“It was a long road, and it was hard,” Conrad said. “There were times that I didn’t think I was going to make it because it was so rough, and I was in so much pain. The doctors at WVU Medicine cared for me like I was family. My medical team was there for me when things were scary. They were just so nice.”
Conrad says her doctors helped her keep fighting. They helped her get a room at the Rosenbaum Family House while she was receiving treatment because she lives so far away.
“We are always working to deliver patient-centered care at the WVU Cancer Institute,” Valerie Gavan Turner, M.D., gynecologic oncologist, said. “A cancer diagnosis affects so many parts of patients’ lives, and we have to make sure that they are able to make it to treatments and that they have a strong support system. Our team treats the whole person, not just the disease.”

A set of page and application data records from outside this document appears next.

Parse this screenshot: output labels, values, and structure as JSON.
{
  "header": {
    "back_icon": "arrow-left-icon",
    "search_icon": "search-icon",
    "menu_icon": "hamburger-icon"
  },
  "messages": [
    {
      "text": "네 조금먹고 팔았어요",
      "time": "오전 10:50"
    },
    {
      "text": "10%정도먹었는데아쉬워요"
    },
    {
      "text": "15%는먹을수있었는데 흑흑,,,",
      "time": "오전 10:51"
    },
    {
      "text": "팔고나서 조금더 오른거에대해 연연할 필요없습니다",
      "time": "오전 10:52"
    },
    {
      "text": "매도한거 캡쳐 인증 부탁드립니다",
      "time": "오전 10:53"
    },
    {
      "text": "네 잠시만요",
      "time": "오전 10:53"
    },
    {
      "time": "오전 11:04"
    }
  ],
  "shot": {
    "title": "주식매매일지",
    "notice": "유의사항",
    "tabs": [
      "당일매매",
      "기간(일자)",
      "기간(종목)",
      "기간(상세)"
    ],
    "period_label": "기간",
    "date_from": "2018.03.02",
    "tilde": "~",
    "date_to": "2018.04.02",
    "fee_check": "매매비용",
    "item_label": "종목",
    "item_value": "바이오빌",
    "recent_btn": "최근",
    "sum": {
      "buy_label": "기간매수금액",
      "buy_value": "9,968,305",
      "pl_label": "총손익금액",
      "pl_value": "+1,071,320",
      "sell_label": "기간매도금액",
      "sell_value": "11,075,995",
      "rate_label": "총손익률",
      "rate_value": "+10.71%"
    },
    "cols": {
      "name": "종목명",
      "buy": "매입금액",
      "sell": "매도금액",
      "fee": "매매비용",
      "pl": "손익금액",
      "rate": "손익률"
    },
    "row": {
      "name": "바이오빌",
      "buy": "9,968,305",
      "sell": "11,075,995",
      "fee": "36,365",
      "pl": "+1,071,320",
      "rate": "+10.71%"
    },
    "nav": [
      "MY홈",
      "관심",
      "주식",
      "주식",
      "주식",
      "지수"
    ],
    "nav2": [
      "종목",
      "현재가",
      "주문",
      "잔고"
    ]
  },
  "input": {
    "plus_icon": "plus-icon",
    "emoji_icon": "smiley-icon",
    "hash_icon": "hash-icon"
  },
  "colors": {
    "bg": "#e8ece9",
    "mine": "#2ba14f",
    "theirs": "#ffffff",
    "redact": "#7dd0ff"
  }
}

According to Dr. Galvan Turner, Conrad’s last PET scan showed no signs of cancer.
“Prevention and detection go a long way,” Galvan Turner said. “We recommend that all women under the age of 45 receive the HPV vaccine and receive Pap smears per recommended guidelines.”
Now, Conrad is able to go back to her normal activities. She says she looks forward to being able to spend more time with her children and grandchildren.